#### TASK REQUIREMENTS
Tell how many lines in the data hold "value", giving that figure alone.

########################################

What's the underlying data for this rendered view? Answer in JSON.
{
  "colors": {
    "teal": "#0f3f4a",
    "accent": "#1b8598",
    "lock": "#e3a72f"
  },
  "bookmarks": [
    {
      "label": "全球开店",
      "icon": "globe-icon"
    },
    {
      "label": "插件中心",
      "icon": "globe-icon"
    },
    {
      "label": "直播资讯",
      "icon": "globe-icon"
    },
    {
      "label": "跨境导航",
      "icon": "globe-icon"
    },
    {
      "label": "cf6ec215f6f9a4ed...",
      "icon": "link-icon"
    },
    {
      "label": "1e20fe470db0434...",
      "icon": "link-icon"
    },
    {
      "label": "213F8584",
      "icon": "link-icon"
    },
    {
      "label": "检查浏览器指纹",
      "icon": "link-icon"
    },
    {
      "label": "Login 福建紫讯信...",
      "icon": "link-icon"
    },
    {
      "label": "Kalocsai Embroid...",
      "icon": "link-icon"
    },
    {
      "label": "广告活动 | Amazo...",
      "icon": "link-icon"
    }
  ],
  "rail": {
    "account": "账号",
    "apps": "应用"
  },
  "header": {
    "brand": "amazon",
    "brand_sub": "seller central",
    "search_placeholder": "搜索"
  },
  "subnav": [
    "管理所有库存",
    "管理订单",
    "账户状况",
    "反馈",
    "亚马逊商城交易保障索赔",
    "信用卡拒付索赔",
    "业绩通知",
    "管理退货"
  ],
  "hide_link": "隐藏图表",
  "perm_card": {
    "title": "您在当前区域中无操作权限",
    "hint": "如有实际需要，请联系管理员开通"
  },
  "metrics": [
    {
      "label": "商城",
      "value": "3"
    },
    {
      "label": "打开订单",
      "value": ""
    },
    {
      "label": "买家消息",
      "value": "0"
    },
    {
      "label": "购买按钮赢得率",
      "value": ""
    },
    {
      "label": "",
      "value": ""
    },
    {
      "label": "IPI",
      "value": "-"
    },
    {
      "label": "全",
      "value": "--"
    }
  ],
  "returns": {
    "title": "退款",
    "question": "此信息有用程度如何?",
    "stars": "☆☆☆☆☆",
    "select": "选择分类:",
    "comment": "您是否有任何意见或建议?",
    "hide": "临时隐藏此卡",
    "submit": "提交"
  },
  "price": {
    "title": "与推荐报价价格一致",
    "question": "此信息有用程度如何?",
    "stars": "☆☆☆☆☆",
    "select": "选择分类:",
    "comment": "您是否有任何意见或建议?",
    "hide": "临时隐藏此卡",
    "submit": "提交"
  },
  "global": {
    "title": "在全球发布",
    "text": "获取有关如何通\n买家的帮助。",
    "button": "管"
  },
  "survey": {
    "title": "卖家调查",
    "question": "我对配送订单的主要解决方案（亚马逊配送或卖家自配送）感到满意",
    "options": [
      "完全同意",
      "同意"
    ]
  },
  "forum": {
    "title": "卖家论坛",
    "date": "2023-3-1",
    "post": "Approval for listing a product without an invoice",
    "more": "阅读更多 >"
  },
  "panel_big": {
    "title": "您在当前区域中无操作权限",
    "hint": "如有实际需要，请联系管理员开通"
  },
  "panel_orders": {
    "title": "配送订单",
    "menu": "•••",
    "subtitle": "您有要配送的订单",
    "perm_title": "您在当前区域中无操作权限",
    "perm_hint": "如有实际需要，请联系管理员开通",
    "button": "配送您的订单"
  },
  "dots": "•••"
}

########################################

#### REPLY
7